This is weird science. Researchers at Lawrence Berkeley National Laboratory have taken some normal bacteria and made them photosynthetic by adding cadmium sulfide nanoparticles. Cadmium sulfide is what makes the garden-variety photoresistor work. That’s strange enough. But the bacteria did the heavy lifting — they coated themselves in the inorganic cadmium — which means that they can continue to grow and reproduce without much further intervention.

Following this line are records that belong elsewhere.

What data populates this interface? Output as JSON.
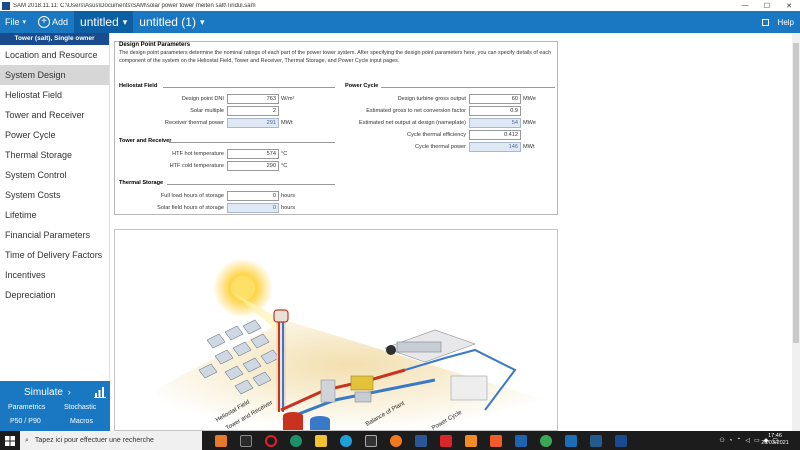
{
  "window": {
    "title": "SAM 2018.11.11: C:\\Users\\Asus\\Documents\\SAM\\solar power tower meiten salt\\Tiridul.sam"
  },
  "menubar": {
    "file_label": "File",
    "add_label": "Add",
    "cases": [
      "untitled",
      "untitled (1)"
    ],
    "help_label": "Help"
  },
  "sidebar": {
    "config_label": "Tower (salt), Single owner",
    "items": [
      {
        "label": "Location and Resource"
      },
      {
        "label": "System Design"
      },
      {
        "label": "Heliostat Field"
      },
      {
        "label": "Tower and Receiver"
      },
      {
        "label": "Power Cycle"
      },
      {
        "label": "Thermal Storage"
      },
      {
        "label": "System Control"
      },
      {
        "label": "System Costs"
      },
      {
        "label": "Lifetime"
      },
      {
        "label": "Financial Parameters"
      },
      {
        "label": "Time of Delivery Factors"
      },
      {
        "label": "Incentives"
      },
      {
        "label": "Depreciation"
      }
    ],
    "simulate_label": "Simulate",
    "parametrics_label": "Parametrics",
    "stochastic_label": "Stochastic",
    "p50p90_label": "P50 / P90",
    "macros_label": "Macros"
  },
  "design_point": {
    "title": "Design Point Parameters",
    "description": "The design point parameters determine the nominal ratings of each part of the power tower system. After specifying the design point parameters here, you can specify details of each component of the system on the Heliostat Field, Tower and Receiver, Thermal Storage, and Power Cycle input pages.",
    "heliostat_field": {
      "title": "Heliostat Field",
      "rows": [
        {
          "label": "Design point DNI",
          "value": "763",
          "unit": "W/m²",
          "calc": false
        },
        {
          "label": "Solar multiple",
          "value": "2",
          "unit": "",
          "calc": false
        },
        {
          "label": "Receiver thermal power",
          "value": "291",
          "unit": "MWt",
          "calc": true
        }
      ]
    },
    "tower_receiver": {
      "title": "Tower and Receiver",
      "rows": [
        {
          "label": "HTF hot temperature",
          "value": "574",
          "unit": "°C",
          "calc": false
        },
        {
          "label": "HTF cold temperature",
          "value": "290",
          "unit": "°C",
          "calc": false
        }
      ]
    },
    "thermal_storage": {
      "title": "Thermal Storage",
      "rows": [
        {
          "label": "Full load hours of storage",
          "value": "0",
          "unit": "hours",
          "calc": false
        },
        {
          "label": "Solar field hours of storage",
          "value": "0",
          "unit": "hours",
          "calc": true
        }
      ]
    },
    "power_cycle": {
      "title": "Power Cycle",
      "rows": [
        {
          "label": "Design turbine gross output",
          "value": "60",
          "unit": "MWe",
          "calc": false
        },
        {
          "label": "Estimated gross to net conversion factor",
          "value": "0.9",
          "unit": "",
          "calc": false
        },
        {
          "label": "Estimated net output at design (nameplate)",
          "value": "54",
          "unit": "MWe",
          "calc": true
        },
        {
          "label": "Cycle thermal efficiency",
          "value": "0.412",
          "unit": "",
          "calc": false
        },
        {
          "label": "Cycle thermal power",
          "value": "146",
          "unit": "MWt",
          "calc": true
        }
      ]
    }
  },
  "diagram": {
    "labels": {
      "heliostat": "Heliostat Field",
      "tower": "Tower and Receiver",
      "bop": "Balance of Plant",
      "cycle": "Power Cycle"
    }
  },
  "taskbar": {
    "search_placeholder": "Tapez ici pour effectuer une recherche",
    "time": "17:46",
    "date": "26/03/2021"
  },
  "colors": {
    "accent": "#1a78c2",
    "config_bar": "#1a4b8c",
    "calc_field": "#dfe8f5"
  }
}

Bacteria are used as workhorses in a lot of chemical reactions these days, and everybody’s trying to teach them new tricks. But fooling them into taking on inorganic light absorbing materials and becoming photosynthetic is pretty cool. As far as we understand, the researchers found a chemical pathway into which the electrons produced by the CdS would fit, and the bacteria took care of the rest. They still make acetic acid, which is their normal behavior, but now they produce much more when exposed to light.

If you want to dig a little deeper, the paper just came out in Science magazine, but it’s behind a paywall. But with a little searching, one can often come up with the full version for free. (PDF).

Or if you’d rather make electricity, instead of acetic acid, from your bacteria be our guest. In place of CdS, however, you’ll need a fish. Biology is weird.

Headline images credit: Peidong Yang